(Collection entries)
◆ ◆ ◆ ◆ ◆
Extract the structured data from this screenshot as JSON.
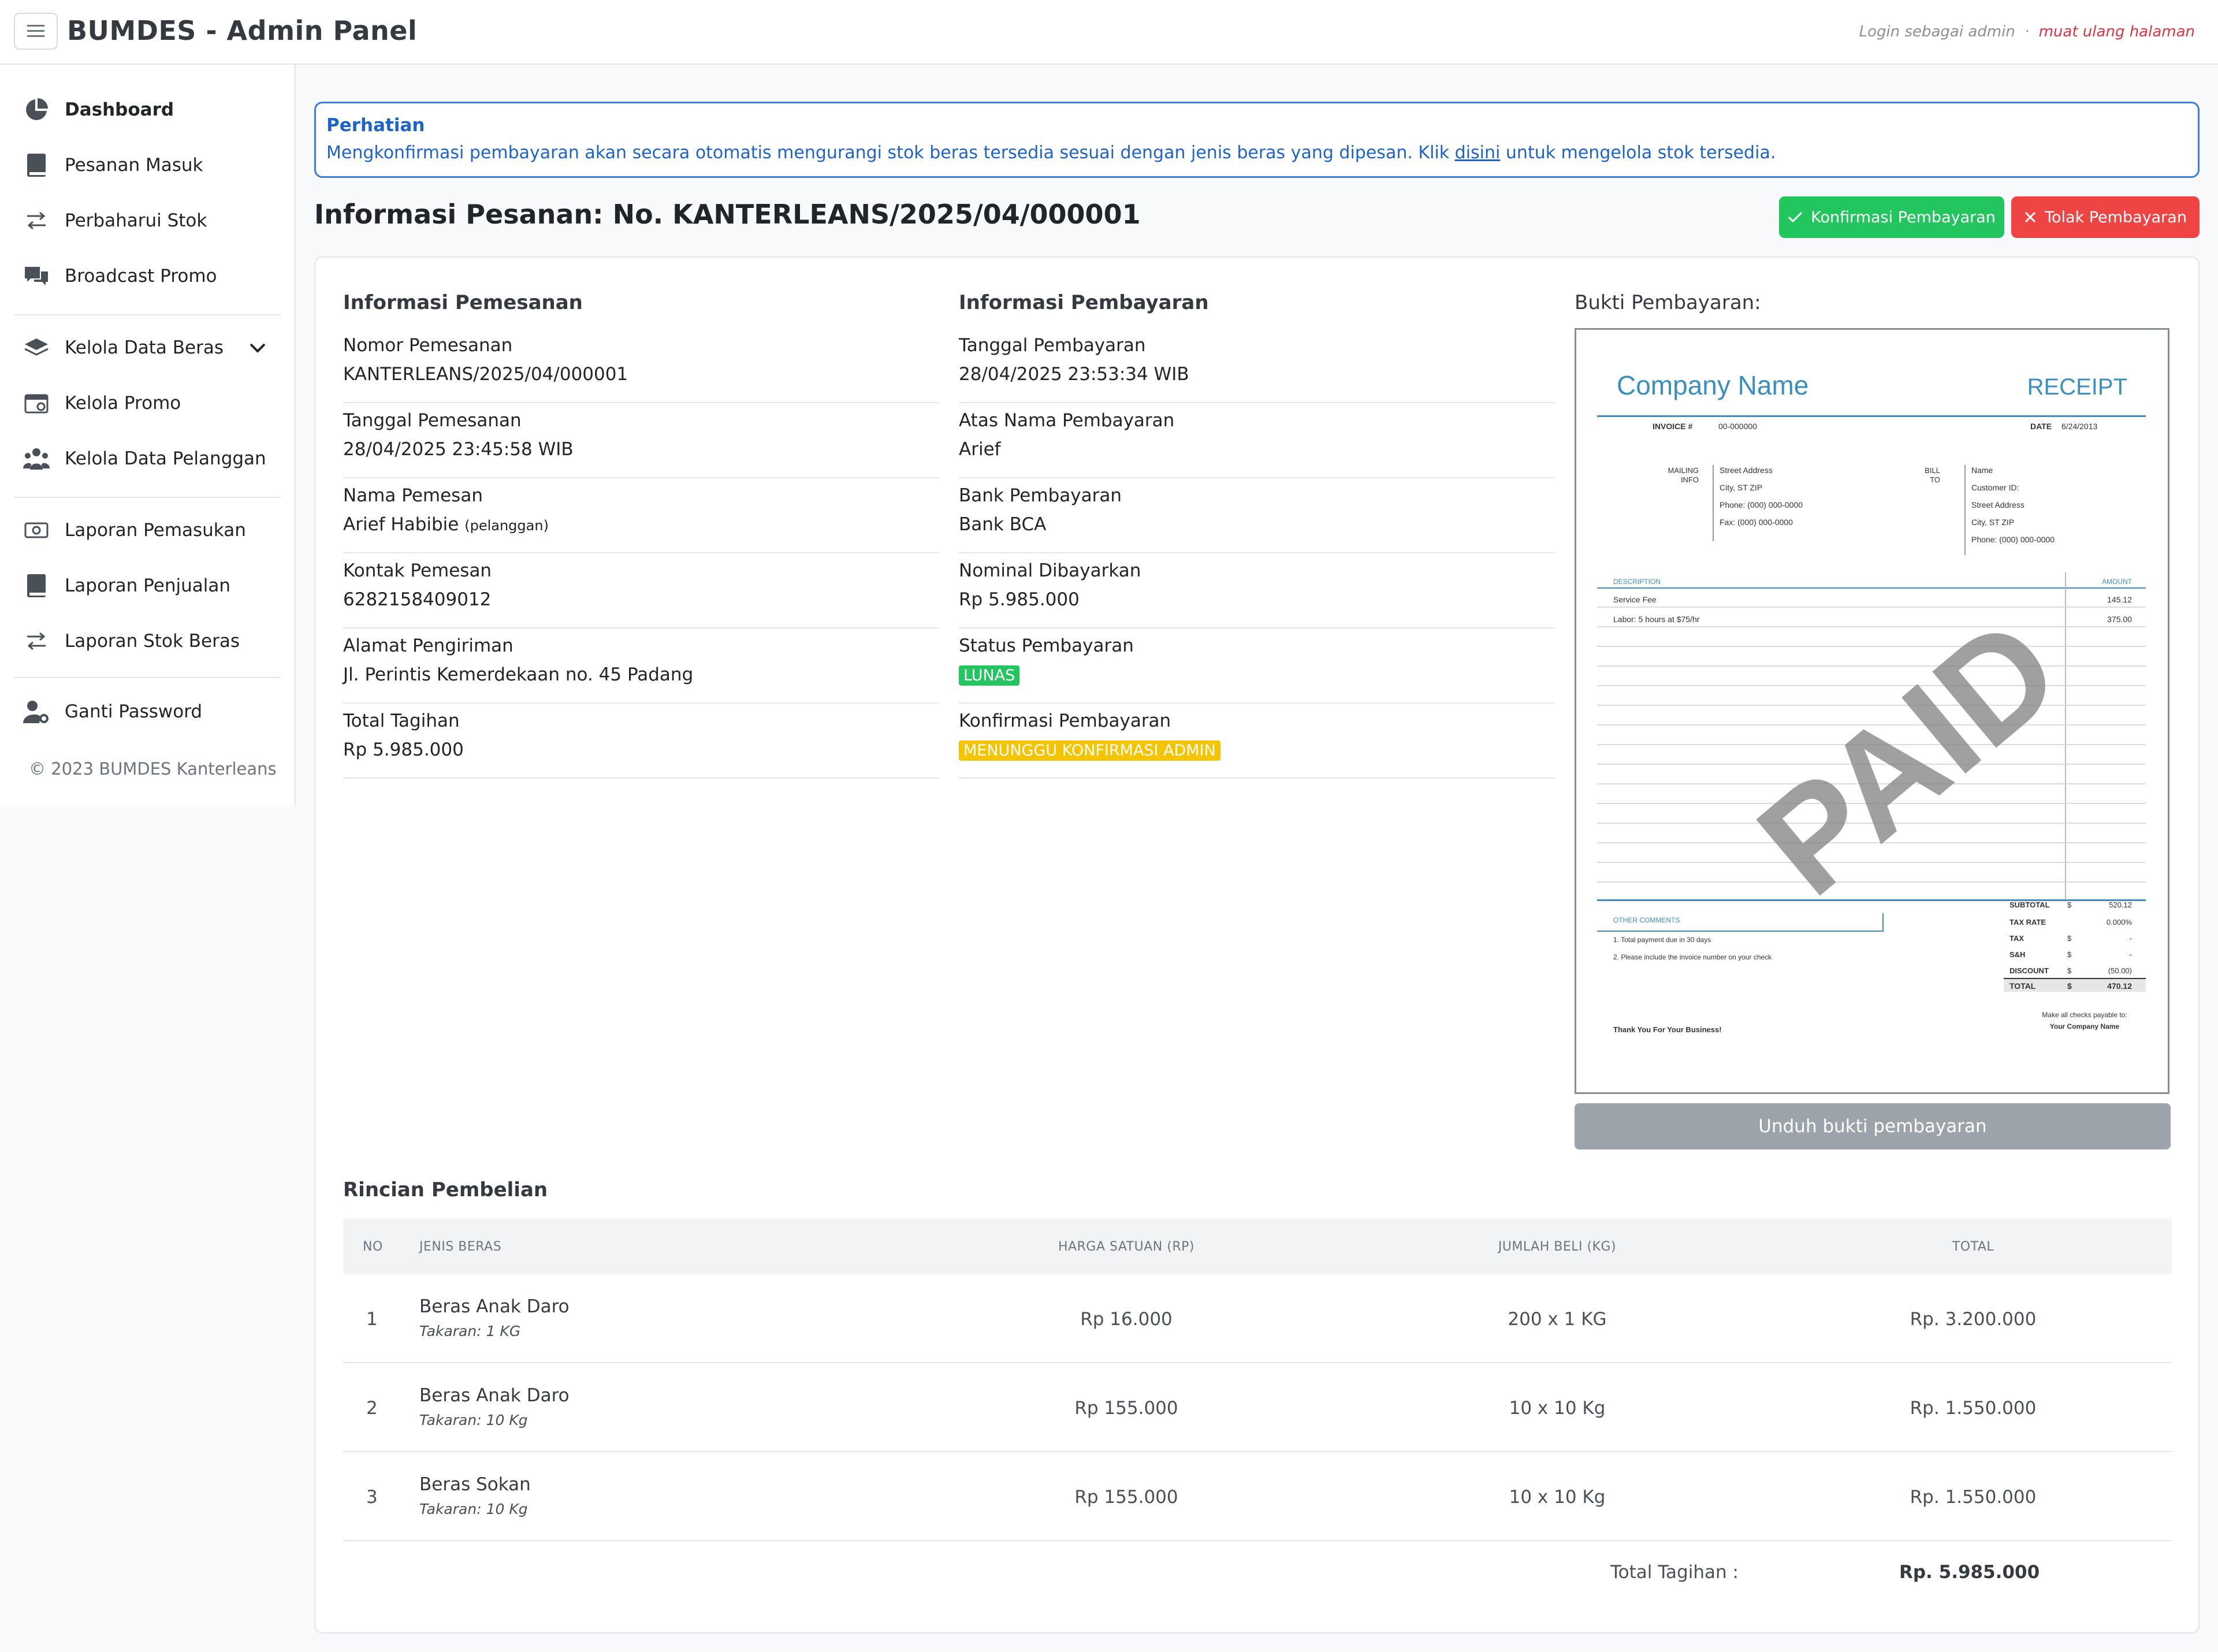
{
  "header": {
    "title": "BUMDES - Admin Panel",
    "login_text": "Login sebagai admin",
    "separator": "·",
    "reload_link": "muat ulang halaman"
  },
  "sidebar": {
    "items": [
      {
        "label": "Dashboard",
        "icon": "pie-chart-icon"
      },
      {
        "label": "Pesanan Masuk",
        "icon": "book-icon"
      },
      {
        "label": "Perbaharui Stok",
        "icon": "arrows-exchange-icon"
      },
      {
        "label": "Broadcast Promo",
        "icon": "chat-bubbles-icon"
      },
      {
        "label": "Kelola Data Beras",
        "icon": "layers-icon"
      },
      {
        "label": "Kelola Promo",
        "icon": "calendar-icon"
      },
      {
        "label": "Kelola Data Pelanggan",
        "icon": "users-icon"
      },
      {
        "label": "Laporan Pemasukan",
        "icon": "money-icon"
      },
      {
        "label": "Laporan Penjualan",
        "icon": "book-icon"
      },
      {
        "label": "Laporan Stok Beras",
        "icon": "arrows-exchange-icon"
      },
      {
        "label": "Ganti Password",
        "icon": "user-gear-icon"
      }
    ],
    "copyright": "© 2023 BUMDES Kanterleans"
  },
  "alert": {
    "title": "Perhatian",
    "text_before": "Mengkonfirmasi pembayaran akan secara otomatis mengurangi stok beras tersedia sesuai dengan jenis beras yang dipesan. Klik ",
    "link": "disini",
    "text_after": " untuk mengelola stok tersedia."
  },
  "page": {
    "title": "Informasi Pesanan: No. KANTERLEANS/2025/04/000001",
    "confirm_button": "Konfirmasi Pembayaran",
    "reject_button": "Tolak Pembayaran"
  },
  "order_info": {
    "title": "Informasi Pemesanan",
    "fields": [
      {
        "label": "Nomor Pemesanan",
        "value": "KANTERLEANS/2025/04/000001"
      },
      {
        "label": "Tanggal Pemesanan",
        "value": "28/04/2025 23:45:58 WIB"
      },
      {
        "label": "Nama Pemesan",
        "value": "Arief Habibie",
        "note": "(pelanggan)"
      },
      {
        "label": "Kontak Pemesan",
        "value": "6282158409012"
      },
      {
        "label": "Alamat Pengiriman",
        "value": "Jl. Perintis Kemerdekaan no. 45 Padang"
      },
      {
        "label": "Total Tagihan",
        "value": "Rp 5.985.000"
      }
    ]
  },
  "payment_info": {
    "title": "Informasi Pembayaran",
    "fields": [
      {
        "label": "Tanggal Pembayaran",
        "value": "28/04/2025 23:53:34 WIB"
      },
      {
        "label": "Atas Nama Pembayaran",
        "value": "Arief"
      },
      {
        "label": "Bank Pembayaran",
        "value": "Bank BCA"
      },
      {
        "label": "Nominal Dibayarkan",
        "value": "Rp 5.985.000"
      },
      {
        "label": "Status Pembayaran",
        "value": "LUNAS"
      },
      {
        "label": "Konfirmasi Pembayaran",
        "value": "MENUNGGU KONFIRMASI ADMIN"
      }
    ]
  },
  "proof": {
    "label": "Bukti Pembayaran:",
    "download_button": "Unduh bukti pembayaran",
    "receipt": {
      "company": "Company Name",
      "heading": "RECEIPT",
      "invoice_label": "INVOICE #",
      "invoice_no": "00-000000",
      "date_label": "DATE",
      "date": "6/24/2013",
      "mailing_label": "MAILING",
      "mailing_label2": "INFO",
      "mailing_lines": [
        "Street Address",
        "City, ST  ZIP",
        "Phone: (000) 000-0000",
        "Fax: (000) 000-0000"
      ],
      "bill_label": "BILL",
      "bill_label2": "TO",
      "bill_lines": [
        "Name",
        "Customer ID:",
        "Street Address",
        "City, ST  ZIP",
        "Phone: (000) 000-0000"
      ],
      "desc_header": "DESCRIPTION",
      "amount_header": "AMOUNT",
      "lines": [
        {
          "desc": "Service Fee",
          "amount": "145.12"
        },
        {
          "desc": "Labor: 5 hours at $75/hr",
          "amount": "375.00"
        }
      ],
      "stamp": "PAID",
      "comments_label": "OTHER COMMENTS",
      "comments": [
        "1. Total payment due in 30 days",
        "2. Please include the invoice number on your check"
      ],
      "totals": [
        {
          "label": "SUBTOTAL",
          "cur": "$",
          "value": "520.12"
        },
        {
          "label": "TAX RATE",
          "cur": "",
          "value": "0.000%"
        },
        {
          "label": "TAX",
          "cur": "$",
          "value": "-"
        },
        {
          "label": "S&H",
          "cur": "$",
          "value": "-"
        },
        {
          "label": "DISCOUNT",
          "cur": "$",
          "value": "(50.00)"
        },
        {
          "label": "TOTAL",
          "cur": "$",
          "value": "470.12"
        }
      ],
      "thanks": "Thank You For Your Business!",
      "payable1": "Make all checks payable to:",
      "payable2": "Your Company Name"
    }
  },
  "purchase": {
    "title": "Rincian Pembelian",
    "headers": {
      "no": "NO",
      "type": "JENIS BERAS",
      "price": "HARGA SATUAN (RP)",
      "qty": "JUMLAH BELI (KG)",
      "total": "TOTAL"
    },
    "rows": [
      {
        "no": "1",
        "name": "Beras Anak Daro",
        "size": "Takaran: 1 KG",
        "price": "Rp 16.000",
        "qty": "200 x 1 KG",
        "total": "Rp. 3.200.000"
      },
      {
        "no": "2",
        "name": "Beras Anak Daro",
        "size": "Takaran: 10 Kg",
        "price": "Rp 155.000",
        "qty": "10 x 10 Kg",
        "total": "Rp. 1.550.000"
      },
      {
        "no": "3",
        "name": "Beras Sokan",
        "size": "Takaran: 10 Kg",
        "price": "Rp 155.000",
        "qty": "10 x 10 Kg",
        "total": "Rp. 1.550.000"
      }
    ],
    "total_label": "Total Tagihan :",
    "total_value": "Rp. 5.985.000"
  }
}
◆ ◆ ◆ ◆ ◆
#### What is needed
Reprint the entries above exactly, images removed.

#### Answer box
Extract the structured data from this screenshot as JSON.
{
  "header": {
    "title": "BUMDES - Admin Panel",
    "login_text": "Login sebagai admin",
    "separator": "·",
    "reload_link": "muat ulang halaman"
  },
  "sidebar": {
    "items": [
      {
        "label": "Dashboard",
        "icon": "pie-chart-icon"
      },
      {
        "label": "Pesanan Masuk",
        "icon": "book-icon"
      },
      {
        "label": "Perbaharui Stok",
        "icon": "arrows-exchange-icon"
      },
      {
        "label": "Broadcast Promo",
        "icon": "chat-bubbles-icon"
      },
      {
        "label": "Kelola Data Beras",
        "icon": "layers-icon"
      },
      {
        "label": "Kelola Promo",
        "icon": "calendar-icon"
      },
      {
        "label": "Kelola Data Pelanggan",
        "icon": "users-icon"
      },
      {
        "label": "Laporan Pemasukan",
        "icon": "money-icon"
      },
      {
        "label": "Laporan Penjualan",
        "icon": "book-icon"
      },
      {
        "label": "Laporan Stok Beras",
        "icon": "arrows-exchange-icon"
      },
      {
        "label": "Ganti Password",
        "icon": "user-gear-icon"
      }
    ],
    "copyright": "© 2023 BUMDES Kanterleans"
  },
  "alert": {
    "title": "Perhatian",
    "text_before": "Mengkonfirmasi pembayaran akan secara otomatis mengurangi stok beras tersedia sesuai dengan jenis beras yang dipesan. Klik ",
    "link": "disini",
    "text_after": " untuk mengelola stok tersedia."
  },
  "page": {
    "title": "Informasi Pesanan: No. KANTERLEANS/2025/04/000001",
    "confirm_button": "Konfirmasi Pembayaran",
    "reject_button": "Tolak Pembayaran"
  },
  "order_info": {
    "title": "Informasi Pemesanan",
    "fields": [
      {
        "label": "Nomor Pemesanan",
        "value": "KANTERLEANS/2025/04/000001"
      },
      {
        "label": "Tanggal Pemesanan",
        "value": "28/04/2025 23:45:58 WIB"
      },
      {
        "label": "Nama Pemesan",
        "value": "Arief Habibie",
        "note": "(pelanggan)"
      },
      {
        "label": "Kontak Pemesan",
        "value": "6282158409012"
      },
      {
        "label": "Alamat Pengiriman",
        "value": "Jl. Perintis Kemerdekaan no. 45 Padang"
      },
      {
        "label": "Total Tagihan",
        "value": "Rp 5.985.000"
      }
    ]
  },
  "payment_info": {
    "title": "Informasi Pembayaran",
    "fields": [
      {
        "label": "Tanggal Pembayaran",
        "value": "28/04/2025 23:53:34 WIB"
      },
      {
        "label": "Atas Nama Pembayaran",
        "value": "Arief"
      },
      {
        "label": "Bank Pembayaran",
        "value": "Bank BCA"
      },
      {
        "label": "Nominal Dibayarkan",
        "value": "Rp 5.985.000"
      },
      {
        "label": "Status Pembayaran",
        "value": "LUNAS"
      },
      {
        "label": "Konfirmasi Pembayaran",
        "value": "MENUNGGU KONFIRMASI ADMIN"
      }
    ]
  },
  "proof": {
    "label": "Bukti Pembayaran:",
    "download_button": "Unduh bukti pembayaran",
    "receipt": {
      "company": "Company Name",
      "heading": "RECEIPT",
      "invoice_label": "INVOICE #",
      "invoice_no": "00-000000",
      "date_label": "DATE",
      "date": "6/24/2013",
      "mailing_label": "MAILING",
      "mailing_label2": "INFO",
      "mailing_lines": [
        "Street Address",
        "City, ST  ZIP",
        "Phone: (000) 000-0000",
        "Fax: (000) 000-0000"
      ],
      "bill_label": "BILL",
      "bill_label2": "TO",
      "bill_lines": [
        "Name",
        "Customer ID:",
        "Street Address",
        "City, ST  ZIP",
        "Phone: (000) 000-0000"
      ],
      "desc_header": "DESCRIPTION",
      "amount_header": "AMOUNT",
      "lines": [
        {
          "desc": "Service Fee",
          "amount": "145.12"
        },
        {
          "desc": "Labor: 5 hours at $75/hr",
          "amount": "375.00"
        }
      ],
      "stamp": "PAID",
      "comments_label": "OTHER COMMENTS",
      "comments": [
        "1. Total payment due in 30 days",
        "2. Please include the invoice number on your check"
      ],
      "totals": [
        {
          "label": "SUBTOTAL",
          "cur": "$",
          "value": "520.12"
        },
        {
          "label": "TAX RATE",
          "cur": "",
          "value": "0.000%"
        },
        {
          "label": "TAX",
          "cur": "$",
          "value": "-"
        },
        {
          "label": "S&H",
          "cur": "$",
          "value": "-"
        },
        {
          "label": "DISCOUNT",
          "cur": "$",
          "value": "(50.00)"
        },
        {
          "label": "TOTAL",
          "cur": "$",
          "value": "470.12"
        }
      ],
      "thanks": "Thank You For Your Business!",
      "payable1": "Make all checks payable to:",
      "payable2": "Your Company Name"
    }
  },
  "purchase": {
    "title": "Rincian Pembelian",
    "headers": {
      "no": "NO",
      "type": "JENIS BERAS",
      "price": "HARGA SATUAN (RP)",
      "qty": "JUMLAH BELI (KG)",
      "total": "TOTAL"
    },
    "rows": [
      {
        "no": "1",
        "name": "Beras Anak Daro",
        "size": "Takaran: 1 KG",
        "price": "Rp 16.000",
        "qty": "200 x 1 KG",
        "total": "Rp. 3.200.000"
      },
      {
        "no": "2",
        "name": "Beras Anak Daro",
        "size": "Takaran: 10 Kg",
        "price": "Rp 155.000",
        "qty": "10 x 10 Kg",
        "total": "Rp. 1.550.000"
      },
      {
        "no": "3",
        "name": "Beras Sokan",
        "size": "Takaran: 10 Kg",
        "price": "Rp 155.000",
        "qty": "10 x 10 Kg",
        "total": "Rp. 1.550.000"
      }
    ],
    "total_label": "Total Tagihan :",
    "total_value": "Rp. 5.985.000"
  }
}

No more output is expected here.